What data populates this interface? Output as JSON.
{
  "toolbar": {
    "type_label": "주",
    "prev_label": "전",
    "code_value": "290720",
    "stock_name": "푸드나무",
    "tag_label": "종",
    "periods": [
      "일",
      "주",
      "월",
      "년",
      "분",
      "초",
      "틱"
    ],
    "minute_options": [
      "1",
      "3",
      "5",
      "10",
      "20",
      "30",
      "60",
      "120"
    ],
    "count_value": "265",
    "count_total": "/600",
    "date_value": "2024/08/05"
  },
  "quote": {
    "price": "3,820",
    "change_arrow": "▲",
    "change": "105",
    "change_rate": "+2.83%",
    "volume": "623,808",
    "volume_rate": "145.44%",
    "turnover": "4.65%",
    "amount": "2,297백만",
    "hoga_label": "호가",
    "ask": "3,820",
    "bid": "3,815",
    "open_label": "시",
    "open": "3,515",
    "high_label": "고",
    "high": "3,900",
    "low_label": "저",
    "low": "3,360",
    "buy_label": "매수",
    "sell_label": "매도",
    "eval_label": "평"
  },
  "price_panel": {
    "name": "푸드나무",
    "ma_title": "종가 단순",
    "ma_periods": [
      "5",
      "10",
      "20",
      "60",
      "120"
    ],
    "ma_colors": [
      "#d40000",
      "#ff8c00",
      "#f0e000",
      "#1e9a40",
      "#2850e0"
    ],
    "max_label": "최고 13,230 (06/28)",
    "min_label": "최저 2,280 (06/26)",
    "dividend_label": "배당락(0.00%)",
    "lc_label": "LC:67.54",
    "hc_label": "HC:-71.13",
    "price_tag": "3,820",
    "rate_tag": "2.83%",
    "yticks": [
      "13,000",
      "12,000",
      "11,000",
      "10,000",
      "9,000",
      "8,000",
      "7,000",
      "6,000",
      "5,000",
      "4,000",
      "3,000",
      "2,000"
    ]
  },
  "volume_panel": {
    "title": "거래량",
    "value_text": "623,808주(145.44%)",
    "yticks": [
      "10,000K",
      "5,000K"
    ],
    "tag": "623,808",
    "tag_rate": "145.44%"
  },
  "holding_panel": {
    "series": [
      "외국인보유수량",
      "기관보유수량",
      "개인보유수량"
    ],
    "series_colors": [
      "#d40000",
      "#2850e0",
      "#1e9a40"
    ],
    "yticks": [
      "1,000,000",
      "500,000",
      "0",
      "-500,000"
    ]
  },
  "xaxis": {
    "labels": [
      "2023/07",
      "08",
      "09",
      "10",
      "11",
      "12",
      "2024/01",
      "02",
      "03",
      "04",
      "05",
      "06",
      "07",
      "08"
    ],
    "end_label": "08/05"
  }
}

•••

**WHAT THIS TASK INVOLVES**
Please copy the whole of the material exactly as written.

**RESPONSE**
What data populates this interface? Output as JSON.
{
  "toolbar": {
    "type_label": "주",
    "prev_label": "전",
    "code_value": "290720",
    "stock_name": "푸드나무",
    "tag_label": "종",
    "periods": [
      "일",
      "주",
      "월",
      "년",
      "분",
      "초",
      "틱"
    ],
    "minute_options": [
      "1",
      "3",
      "5",
      "10",
      "20",
      "30",
      "60",
      "120"
    ],
    "count_value": "265",
    "count_total": "/600",
    "date_value": "2024/08/05"
  },
  "quote": {
    "price": "3,820",
    "change_arrow": "▲",
    "change": "105",
    "change_rate": "+2.83%",
    "volume": "623,808",
    "volume_rate": "145.44%",
    "turnover": "4.65%",
    "amount": "2,297백만",
    "hoga_label": "호가",
    "ask": "3,820",
    "bid": "3,815",
    "open_label": "시",
    "open": "3,515",
    "high_label": "고",
    "high": "3,900",
    "low_label": "저",
    "low": "3,360",
    "buy_label": "매수",
    "sell_label": "매도",
    "eval_label": "평"
  },
  "price_panel": {
    "name": "푸드나무",
    "ma_title": "종가 단순",
    "ma_periods": [
      "5",
      "10",
      "20",
      "60",
      "120"
    ],
    "ma_colors": [
      "#d40000",
      "#ff8c00",
      "#f0e000",
      "#1e9a40",
      "#2850e0"
    ],
    "max_label": "최고 13,230 (06/28)",
    "min_label": "최저 2,280 (06/26)",
    "dividend_label": "배당락(0.00%)",
    "lc_label": "LC:67.54",
    "hc_label": "HC:-71.13",
    "price_tag": "3,820",
    "rate_tag": "2.83%",
    "yticks": [
      "13,000",
      "12,000",
      "11,000",
      "10,000",
      "9,000",
      "8,000",
      "7,000",
      "6,000",
      "5,000",
      "4,000",
      "3,000",
      "2,000"
    ]
  },
  "volume_panel": {
    "title": "거래량",
    "value_text": "623,808주(145.44%)",
    "yticks": [
      "10,000K",
      "5,000K"
    ],
    "tag": "623,808",
    "tag_rate": "145.44%"
  },
  "holding_panel": {
    "series": [
      "외국인보유수량",
      "기관보유수량",
      "개인보유수량"
    ],
    "series_colors": [
      "#d40000",
      "#2850e0",
      "#1e9a40"
    ],
    "yticks": [
      "1,000,000",
      "500,000",
      "0",
      "-500,000"
    ]
  },
  "xaxis": {
    "labels": [
      "2023/07",
      "08",
      "09",
      "10",
      "11",
      "12",
      "2024/01",
      "02",
      "03",
      "04",
      "05",
      "06",
      "07",
      "08"
    ],
    "end_label": "08/05"
  }
}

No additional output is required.